However, in the last few weeks I’ve not had nearly the discretionary time at home in the evenings to do my duty.  This week my wife stepped up to support our family (and my own mild neurosis) by doing the dishes.   That’s ownership.  In this case, my wife took ownership of something I was lagging on to lend a hand.  BIG help and I’m grateful.

The other example is related to the kids.  As you may have learned from my other blog posts, we have three little kids.  They are five years old and younger.

I’m responsible for taking the kids to daycare on my way to work.  It’s a tight time frame.
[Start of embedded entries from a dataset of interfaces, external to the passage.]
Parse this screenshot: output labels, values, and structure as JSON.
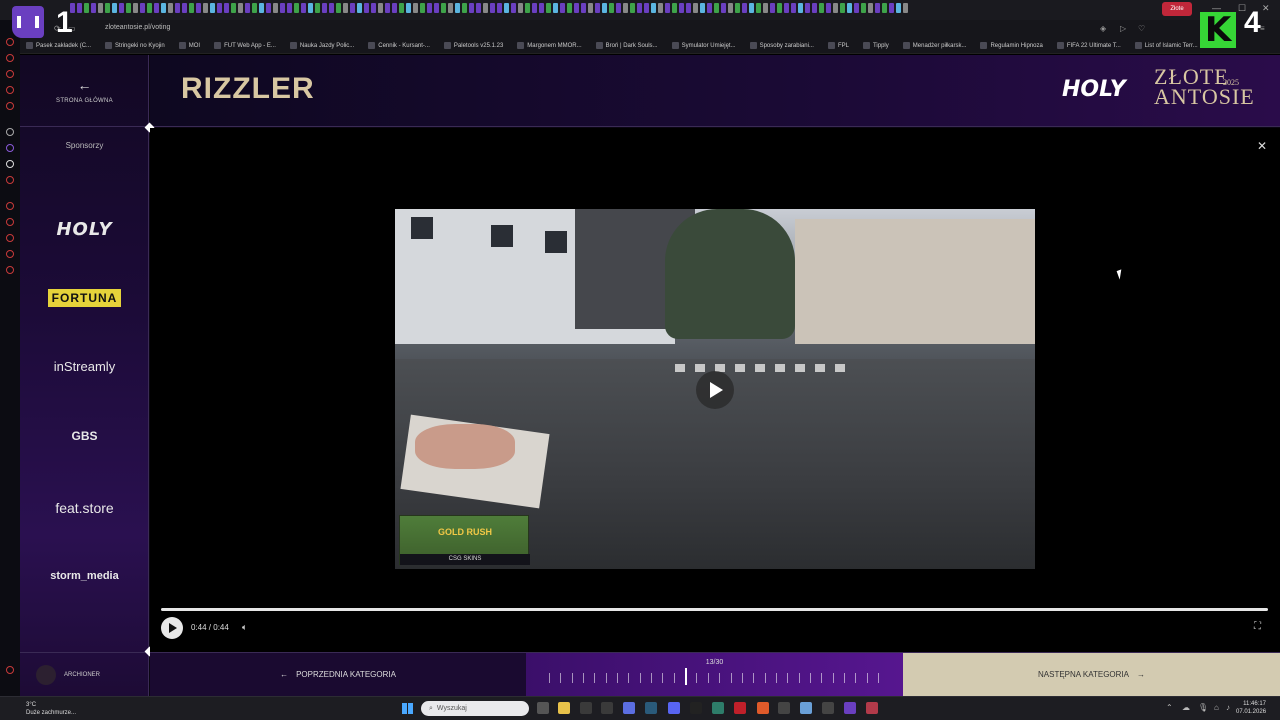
{
  "overlay": {
    "left_number": "1",
    "right_number": "4",
    "k_letter": "K"
  },
  "browser": {
    "url": "zloteantosie.pl/voting",
    "active_tab_label": "Złote",
    "bookmarks": [
      "Pasek zakładek (C...",
      "Stringeki no Kyojin",
      "MOI",
      "FUT Web App - E...",
      "Nauka Jazdy Polic...",
      "Cennik - Kursant-...",
      "Paletools v25.1.23",
      "Margonem MMOR...",
      "Broń | Dark Souls...",
      "Symulator Umiejęt...",
      "Sposoby zarabiani...",
      "FPL",
      "Tipply",
      "Menadżer piłkarsk...",
      "Regulamin Hipnoza",
      "FIFA 22 Ultimate T...",
      "List of Islamic Terr..."
    ]
  },
  "sidebar": {
    "home_label": "STRONA GŁÓWNA",
    "sponsors_label": "Sponsorzy",
    "sponsors": [
      "HOLY",
      "FORTUNA",
      "inStreamly",
      "GBS",
      "feat.store",
      "storm_media"
    ],
    "user_label": "ARCHIONER"
  },
  "header": {
    "title": "RIZZLER",
    "brand_holy": "HOLY",
    "brand_line1": "ZŁOTE",
    "brand_line2": "ANTOSIE",
    "brand_year": "2025"
  },
  "video": {
    "ad_title": "GOLD RUSH",
    "ad_sub": "CSG SKINS",
    "time": "0:44 / 0:44",
    "progress": 1.0
  },
  "footer": {
    "prev_label": "POPRZEDNIA KATEGORIA",
    "counter": "13/30",
    "next_label": "NASTĘPNA KATEGORIA",
    "current": 13,
    "total": 30
  },
  "taskbar": {
    "weather_temp": "3°C",
    "weather_desc": "Duże zachmurze...",
    "search_placeholder": "Wyszukaj",
    "time": "11:46:17",
    "date": "07.01.2026"
  },
  "colors": {
    "accent_gold": "#d8c7a2",
    "purple": "#56168f",
    "twitch": "#6a3fc0",
    "k_green": "#36d636"
  }
}
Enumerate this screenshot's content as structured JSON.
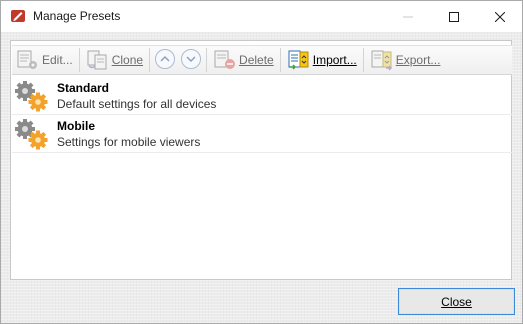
{
  "window": {
    "title": "Manage Presets"
  },
  "toolbar": {
    "edit_label": "Edit...",
    "clone_label": "Clone",
    "delete_label": "Delete",
    "import_label": "Import...",
    "export_label": "Export..."
  },
  "presets": [
    {
      "name": "Standard",
      "description": "Default settings for all devices"
    },
    {
      "name": "Mobile",
      "description": "Settings for mobile viewers"
    }
  ],
  "footer": {
    "close_label": "Close"
  },
  "colors": {
    "accent": "#3c8ad8",
    "gear_gray": "#7b7b7b",
    "gear_orange": "#f3a22a",
    "app_icon_red": "#c0392b"
  },
  "icons": {
    "app": "pdf-red-pen-icon",
    "edit": "edit-preset-icon",
    "clone": "clone-preset-icon",
    "move_up": "move-up-icon",
    "move_down": "move-down-icon",
    "delete": "delete-preset-icon",
    "import": "import-preset-icon",
    "export": "export-preset-icon",
    "preset": "gears-icon"
  }
}
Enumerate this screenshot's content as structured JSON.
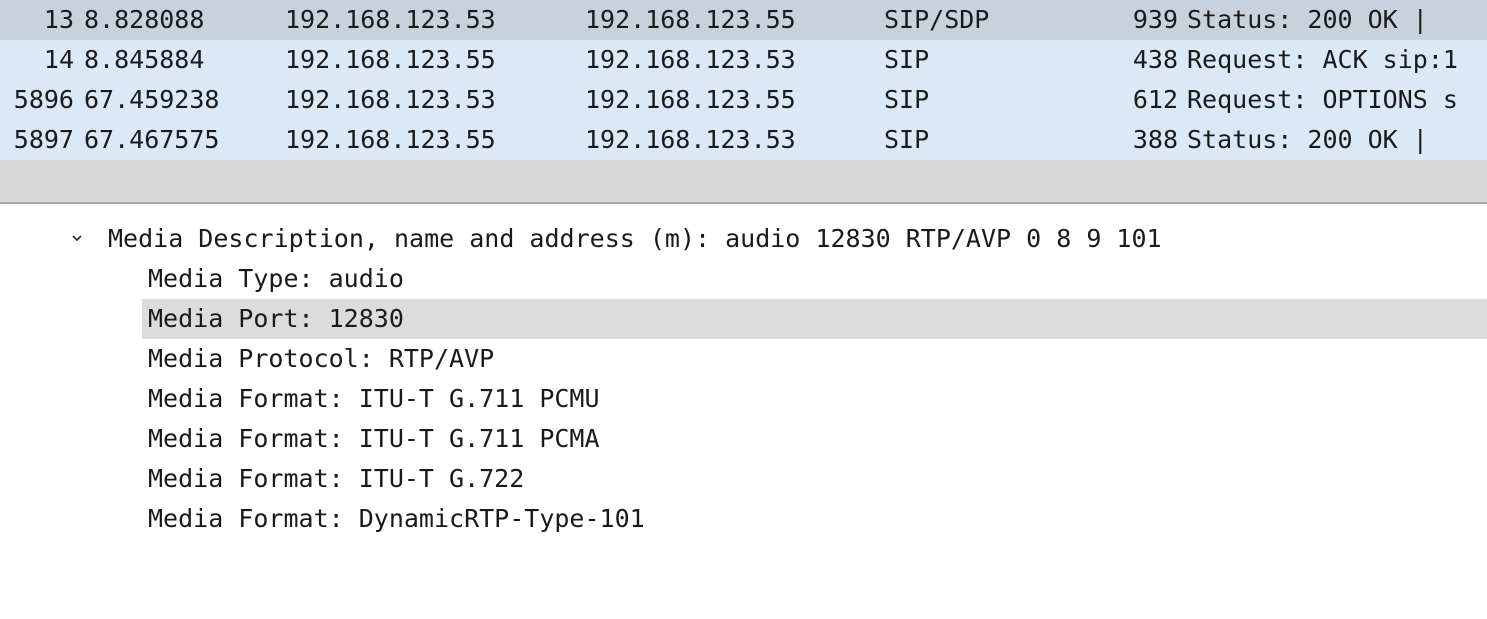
{
  "packet_list": {
    "rows": [
      {
        "no": "13",
        "time": "8.828088",
        "source": "192.168.123.53",
        "destination": "192.168.123.55",
        "protocol": "SIP/SDP",
        "length": "939",
        "info": "Status: 200 OK |",
        "selected": true
      },
      {
        "no": "14",
        "time": "8.845884",
        "source": "192.168.123.55",
        "destination": "192.168.123.53",
        "protocol": "SIP",
        "length": "438",
        "info": "Request: ACK sip:1",
        "selected": false
      },
      {
        "no": "5896",
        "time": "67.459238",
        "source": "192.168.123.53",
        "destination": "192.168.123.55",
        "protocol": "SIP",
        "length": "612",
        "info": "Request: OPTIONS s",
        "selected": false
      },
      {
        "no": "5897",
        "time": "67.467575",
        "source": "192.168.123.55",
        "destination": "192.168.123.53",
        "protocol": "SIP",
        "length": "388",
        "info": "Status: 200 OK |",
        "selected": false
      }
    ]
  },
  "details": {
    "header": {
      "icon": "chevron-down-icon",
      "label": "Media Description, name and address (m): audio 12830 RTP/AVP 0 8 9 101"
    },
    "fields": [
      {
        "label": "Media Type: audio",
        "highlighted": false
      },
      {
        "label": "Media Port: 12830",
        "highlighted": true
      },
      {
        "label": "Media Protocol: RTP/AVP",
        "highlighted": false
      },
      {
        "label": "Media Format: ITU-T G.711 PCMU",
        "highlighted": false
      },
      {
        "label": "Media Format: ITU-T G.711 PCMA",
        "highlighted": false
      },
      {
        "label": "Media Format: ITU-T G.722",
        "highlighted": false
      },
      {
        "label": "Media Format: DynamicRTP-Type-101",
        "highlighted": false
      }
    ]
  },
  "colors": {
    "row_bg": "#dbe9f7",
    "selected_row_bg": "#c9d2dc",
    "highlight_bg": "#dcdcdc",
    "separator_bg": "#d8d8d8"
  }
}
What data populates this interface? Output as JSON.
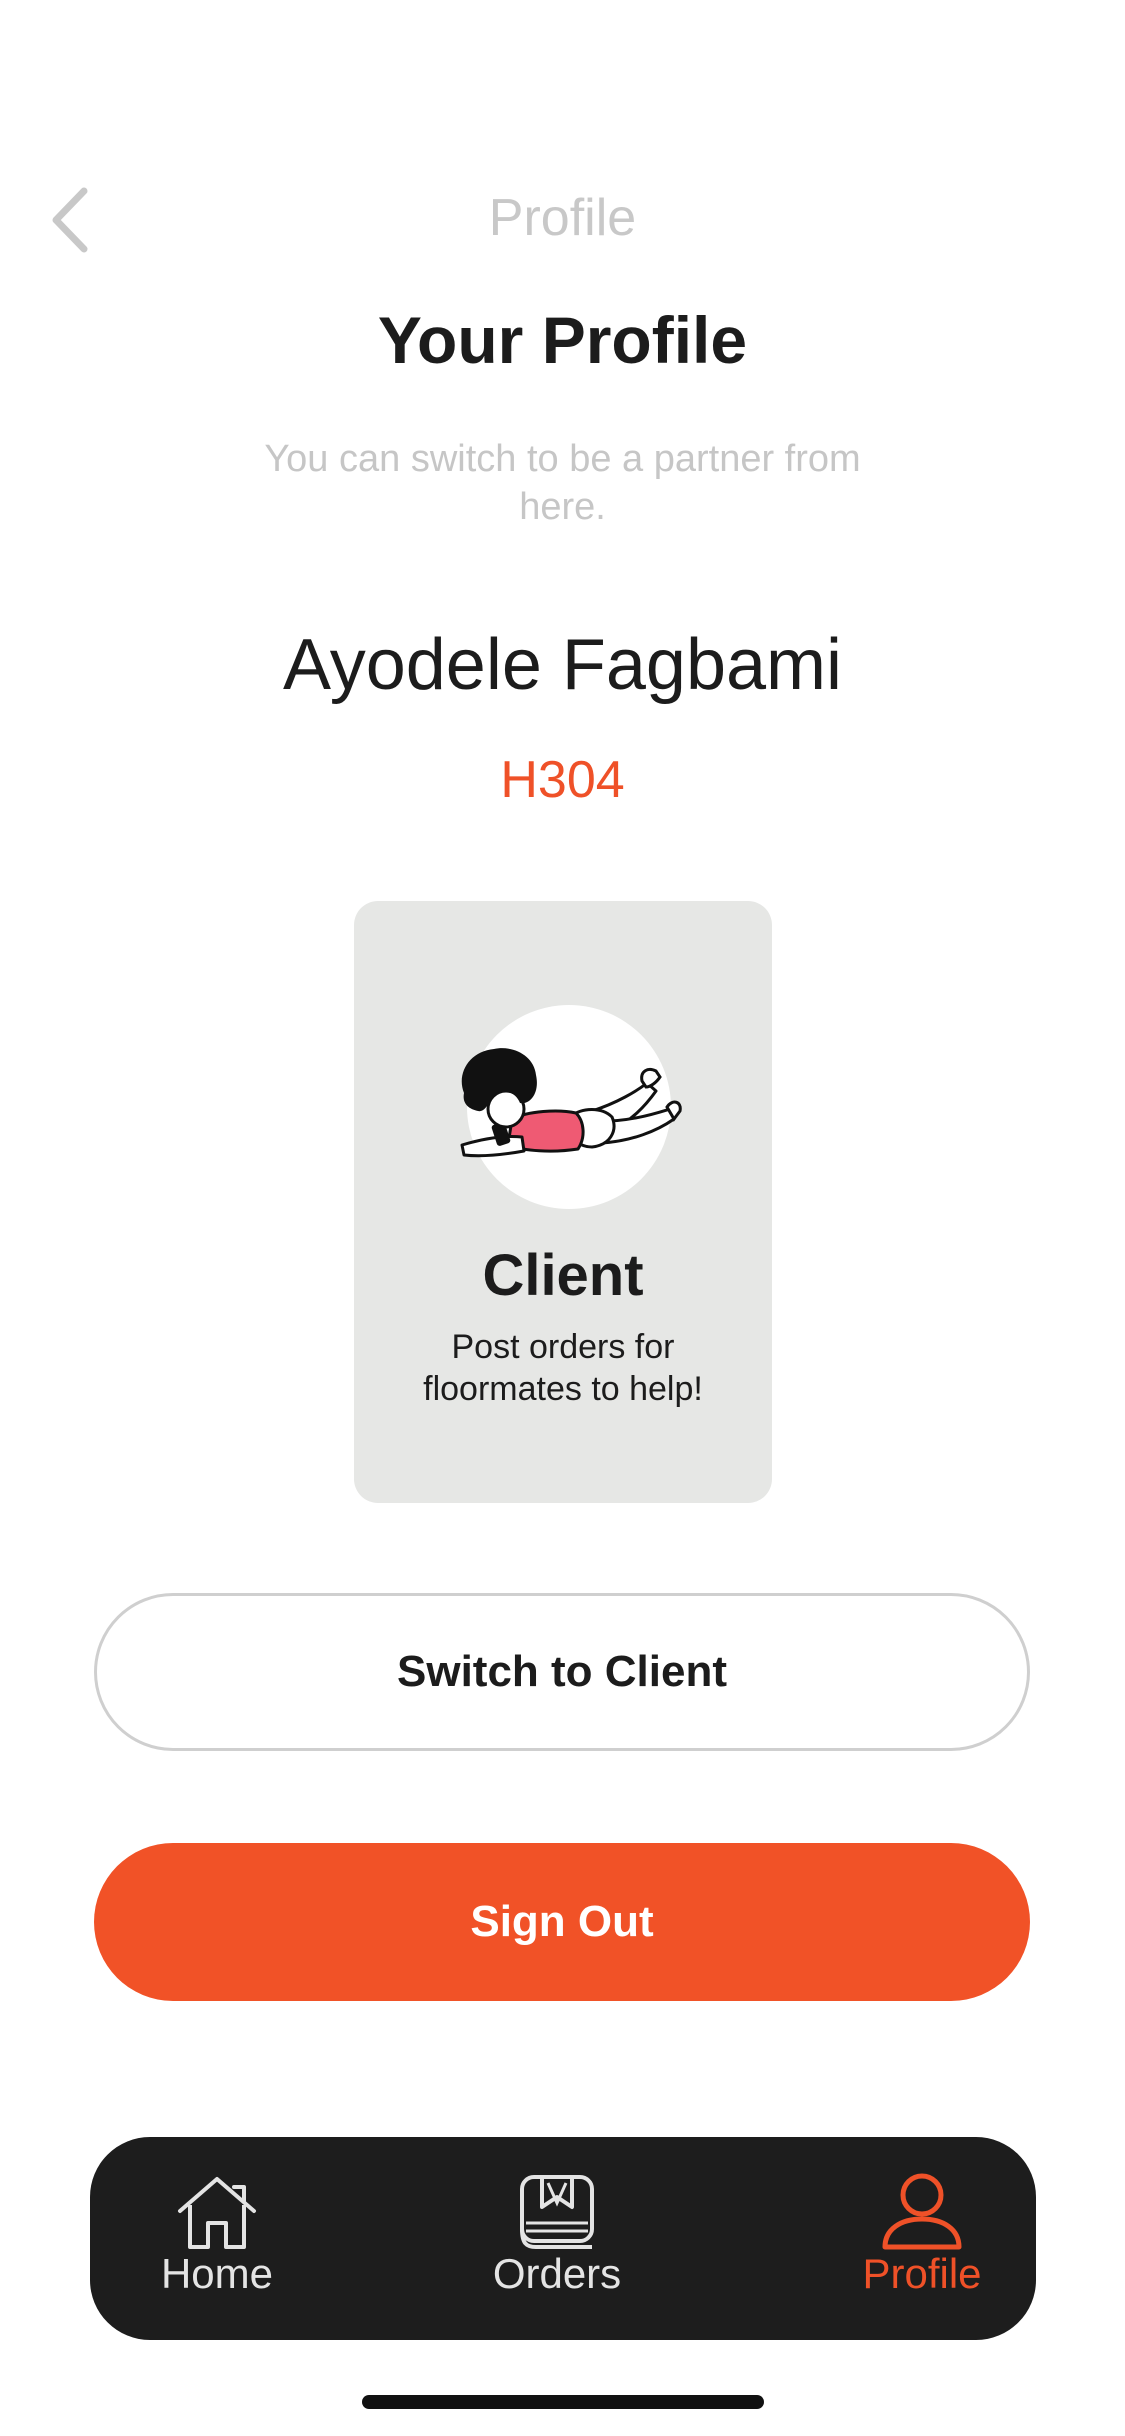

To cope, we have a very established routine in the early morning to leave the house in timeline fashion on workdays.

As we’ve worked to maintain this routine over the past five years, I’ve been thinking of late how important it is for each of the kids to be more responsible for being ready to go.  How does this translate for a five year old child (or three, or two year old)?

They like having their loveys with them on the ride to daycare.  Up to this point my wife and I are the ones who make sure the loveys are in the car when we leave the house.  More than once I’ve elected to go back in the house and find the fuzzy little dog because one of them has forgotten.

I’m taking a new tact starting this week.

I’m reminding my kids that each of them needs to be sure they have what they want to take to day care; they can’t simply rely on mom and me.  That includes their loveys.  Granted, it’s early in the process, and I’m sure they’ll falter some.  We ALL forget things, at least some of the time.

The main point is, learn to be responsible.  Take ownership of the things you want in your life and the things that happen in your life.  It’s the only way you’re going to change things for the better.  It’s really the only way to be happy.


Thanks. Giving. 

Love this twist of phrase so much, and so thankful for the last two days, gotta share the, well, GRATITUDE.
Two days of celebration with two sides of the family: mine yesterday, my wife’s today. The common denominator? Easy company (if not down right camaraderie), good conversations, delicious food, warmth and respite shared.

If I think about it a bit, I suspect the early Thanksgivings celebrated by those first settlers in the American colonies had similar experiences. Together with family and friends and folks they didn’t know very well, but all happy to be together to share what they had, and be thankful.

Which is the whole idea, anyway.